Items from an interface collection:
※ ※ ※

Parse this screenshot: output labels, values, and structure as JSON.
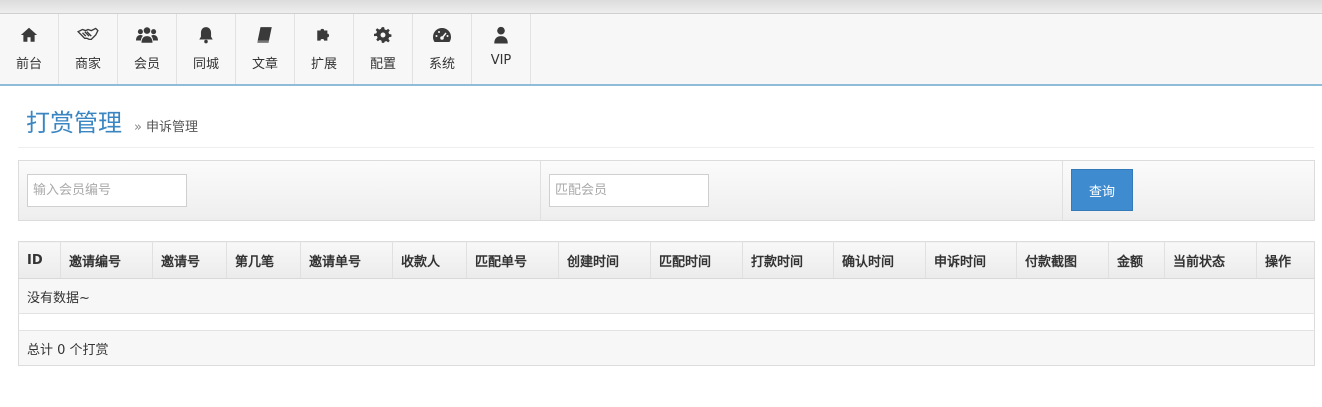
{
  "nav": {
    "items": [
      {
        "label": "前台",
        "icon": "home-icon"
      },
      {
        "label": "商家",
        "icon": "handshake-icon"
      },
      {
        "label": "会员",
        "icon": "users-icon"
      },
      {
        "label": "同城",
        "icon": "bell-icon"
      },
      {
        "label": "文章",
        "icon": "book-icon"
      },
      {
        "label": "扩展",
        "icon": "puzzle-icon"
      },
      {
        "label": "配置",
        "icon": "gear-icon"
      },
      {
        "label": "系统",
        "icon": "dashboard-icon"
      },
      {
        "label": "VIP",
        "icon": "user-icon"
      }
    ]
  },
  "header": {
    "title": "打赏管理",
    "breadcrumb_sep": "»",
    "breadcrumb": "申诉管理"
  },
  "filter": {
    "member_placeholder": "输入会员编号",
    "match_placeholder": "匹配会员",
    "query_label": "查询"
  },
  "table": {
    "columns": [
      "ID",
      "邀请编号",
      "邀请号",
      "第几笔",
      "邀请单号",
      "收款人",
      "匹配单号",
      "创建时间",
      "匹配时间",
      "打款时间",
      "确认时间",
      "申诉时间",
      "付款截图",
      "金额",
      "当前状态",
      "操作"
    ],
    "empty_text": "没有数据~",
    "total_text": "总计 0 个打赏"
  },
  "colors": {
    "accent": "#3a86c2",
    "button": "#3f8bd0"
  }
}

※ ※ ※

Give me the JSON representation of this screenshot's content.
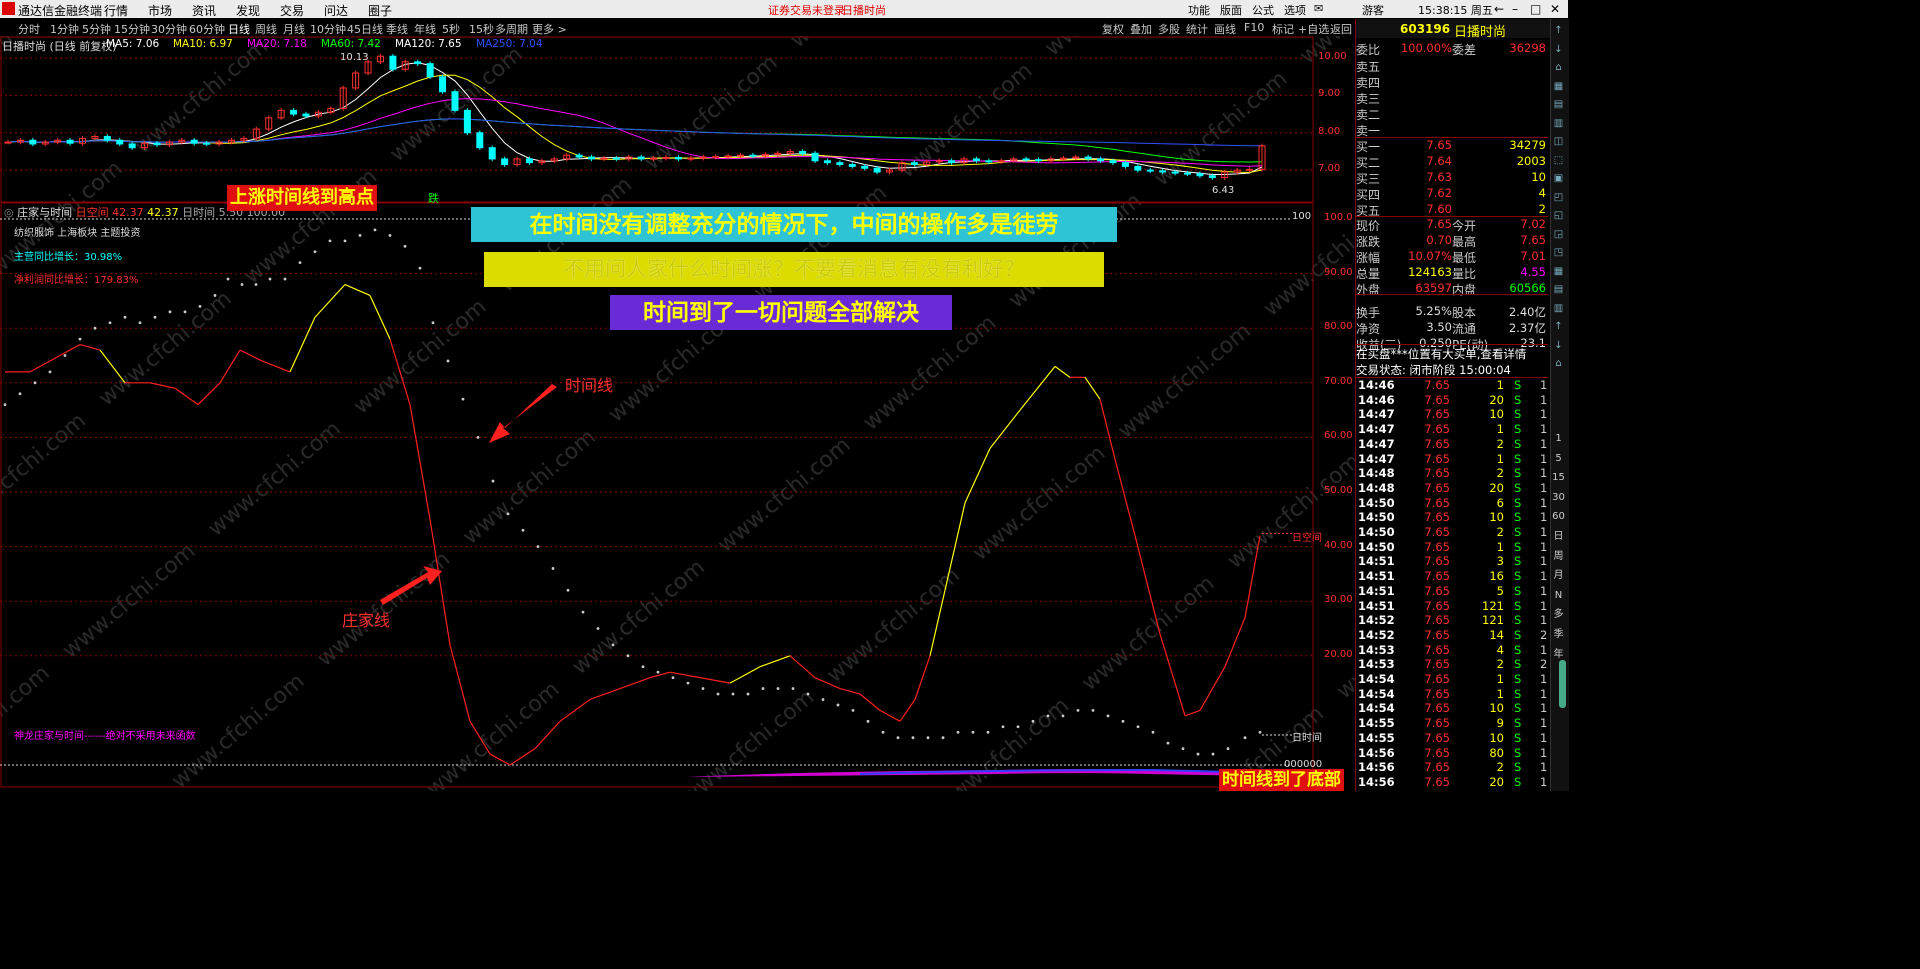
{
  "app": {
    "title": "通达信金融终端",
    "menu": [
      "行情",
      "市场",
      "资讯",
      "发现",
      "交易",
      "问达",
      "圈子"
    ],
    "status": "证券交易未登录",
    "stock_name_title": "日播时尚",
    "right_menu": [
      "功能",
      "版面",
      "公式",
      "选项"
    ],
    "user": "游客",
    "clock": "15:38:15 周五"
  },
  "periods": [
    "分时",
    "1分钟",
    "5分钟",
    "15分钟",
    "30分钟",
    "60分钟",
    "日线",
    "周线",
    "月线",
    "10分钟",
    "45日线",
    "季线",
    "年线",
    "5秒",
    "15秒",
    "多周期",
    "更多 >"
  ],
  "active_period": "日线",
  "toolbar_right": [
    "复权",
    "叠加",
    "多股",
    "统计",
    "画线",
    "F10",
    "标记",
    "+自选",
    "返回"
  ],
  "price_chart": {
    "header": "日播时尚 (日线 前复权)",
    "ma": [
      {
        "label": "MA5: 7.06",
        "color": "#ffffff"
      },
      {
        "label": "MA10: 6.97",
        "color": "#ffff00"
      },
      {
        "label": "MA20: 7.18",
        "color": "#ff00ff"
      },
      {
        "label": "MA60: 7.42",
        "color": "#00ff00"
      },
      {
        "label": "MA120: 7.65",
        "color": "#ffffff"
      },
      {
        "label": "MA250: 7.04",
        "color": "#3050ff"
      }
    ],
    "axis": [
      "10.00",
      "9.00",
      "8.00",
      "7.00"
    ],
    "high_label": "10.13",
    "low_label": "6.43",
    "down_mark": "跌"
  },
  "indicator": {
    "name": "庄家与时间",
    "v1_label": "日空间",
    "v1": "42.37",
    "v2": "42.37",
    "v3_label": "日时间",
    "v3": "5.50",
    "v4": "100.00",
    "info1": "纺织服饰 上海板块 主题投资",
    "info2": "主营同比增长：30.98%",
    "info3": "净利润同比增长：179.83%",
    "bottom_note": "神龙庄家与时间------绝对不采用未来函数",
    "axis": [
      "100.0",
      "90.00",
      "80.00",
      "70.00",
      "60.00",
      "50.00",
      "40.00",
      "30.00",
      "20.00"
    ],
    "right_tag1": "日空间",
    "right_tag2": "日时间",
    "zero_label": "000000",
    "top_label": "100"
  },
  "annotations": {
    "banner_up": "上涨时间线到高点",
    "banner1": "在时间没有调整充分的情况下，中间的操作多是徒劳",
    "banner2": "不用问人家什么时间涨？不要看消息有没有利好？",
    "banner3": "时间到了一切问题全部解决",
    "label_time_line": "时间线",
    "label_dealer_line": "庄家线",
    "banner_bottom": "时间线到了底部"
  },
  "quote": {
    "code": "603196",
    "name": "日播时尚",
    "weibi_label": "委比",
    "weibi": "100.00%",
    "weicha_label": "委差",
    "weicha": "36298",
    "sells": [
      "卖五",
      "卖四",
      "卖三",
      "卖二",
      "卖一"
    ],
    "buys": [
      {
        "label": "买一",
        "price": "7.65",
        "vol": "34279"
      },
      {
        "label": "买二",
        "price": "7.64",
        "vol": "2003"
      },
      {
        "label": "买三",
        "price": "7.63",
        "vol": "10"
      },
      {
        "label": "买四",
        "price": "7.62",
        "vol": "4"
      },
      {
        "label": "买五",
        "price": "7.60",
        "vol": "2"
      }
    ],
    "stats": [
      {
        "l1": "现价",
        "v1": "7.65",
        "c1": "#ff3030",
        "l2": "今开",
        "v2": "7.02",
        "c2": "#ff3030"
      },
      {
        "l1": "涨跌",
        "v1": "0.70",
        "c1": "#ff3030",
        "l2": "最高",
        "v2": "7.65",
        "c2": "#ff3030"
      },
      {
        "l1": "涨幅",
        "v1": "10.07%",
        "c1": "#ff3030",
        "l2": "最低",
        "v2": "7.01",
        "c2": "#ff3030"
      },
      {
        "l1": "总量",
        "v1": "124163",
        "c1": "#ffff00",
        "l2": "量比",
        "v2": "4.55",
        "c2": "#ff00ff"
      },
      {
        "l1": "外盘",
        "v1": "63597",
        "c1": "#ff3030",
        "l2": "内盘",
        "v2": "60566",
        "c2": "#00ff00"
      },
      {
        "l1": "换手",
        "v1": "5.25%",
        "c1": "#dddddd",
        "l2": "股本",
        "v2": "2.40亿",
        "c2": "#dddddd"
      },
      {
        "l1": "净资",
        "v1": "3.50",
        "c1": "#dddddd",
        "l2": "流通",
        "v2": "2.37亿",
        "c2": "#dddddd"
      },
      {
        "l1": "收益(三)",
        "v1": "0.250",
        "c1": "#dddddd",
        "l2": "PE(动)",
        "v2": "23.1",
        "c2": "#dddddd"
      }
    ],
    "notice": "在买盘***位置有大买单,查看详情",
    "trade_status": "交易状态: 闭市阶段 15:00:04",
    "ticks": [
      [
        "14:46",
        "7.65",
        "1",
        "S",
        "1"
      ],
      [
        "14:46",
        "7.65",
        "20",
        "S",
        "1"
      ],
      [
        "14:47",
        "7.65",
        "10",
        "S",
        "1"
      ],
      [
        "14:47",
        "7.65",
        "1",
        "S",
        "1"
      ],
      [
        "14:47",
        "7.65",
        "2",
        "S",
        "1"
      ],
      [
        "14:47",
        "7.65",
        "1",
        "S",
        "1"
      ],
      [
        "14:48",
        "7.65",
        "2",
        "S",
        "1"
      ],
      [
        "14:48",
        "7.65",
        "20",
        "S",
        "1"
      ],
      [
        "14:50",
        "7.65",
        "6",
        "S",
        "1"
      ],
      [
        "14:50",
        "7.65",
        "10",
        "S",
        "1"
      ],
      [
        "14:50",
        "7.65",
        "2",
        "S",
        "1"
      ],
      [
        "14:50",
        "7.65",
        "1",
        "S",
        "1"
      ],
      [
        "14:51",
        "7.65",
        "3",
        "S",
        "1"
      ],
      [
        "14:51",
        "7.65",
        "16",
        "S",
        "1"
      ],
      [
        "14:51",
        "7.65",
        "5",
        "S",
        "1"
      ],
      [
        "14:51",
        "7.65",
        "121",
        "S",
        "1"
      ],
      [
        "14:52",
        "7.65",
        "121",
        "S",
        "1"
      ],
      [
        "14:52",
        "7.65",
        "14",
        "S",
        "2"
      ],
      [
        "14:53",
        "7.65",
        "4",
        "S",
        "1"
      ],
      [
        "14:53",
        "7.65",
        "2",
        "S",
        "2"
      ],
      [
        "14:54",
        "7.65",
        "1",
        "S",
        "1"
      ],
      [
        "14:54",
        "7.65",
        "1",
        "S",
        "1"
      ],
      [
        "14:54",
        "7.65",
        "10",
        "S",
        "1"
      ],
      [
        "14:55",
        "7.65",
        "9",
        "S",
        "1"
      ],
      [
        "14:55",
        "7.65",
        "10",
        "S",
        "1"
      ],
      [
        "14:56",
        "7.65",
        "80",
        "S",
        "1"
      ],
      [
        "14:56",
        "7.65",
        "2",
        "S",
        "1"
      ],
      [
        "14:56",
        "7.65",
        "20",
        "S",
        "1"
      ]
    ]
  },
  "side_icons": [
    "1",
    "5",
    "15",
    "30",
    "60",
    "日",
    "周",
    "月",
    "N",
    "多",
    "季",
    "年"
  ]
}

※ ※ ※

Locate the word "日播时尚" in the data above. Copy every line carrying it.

Answer area:
    "stock_name_title": "日播时尚",
    "header": "日播时尚 (日线 前复权)",
    "name": "日播时尚",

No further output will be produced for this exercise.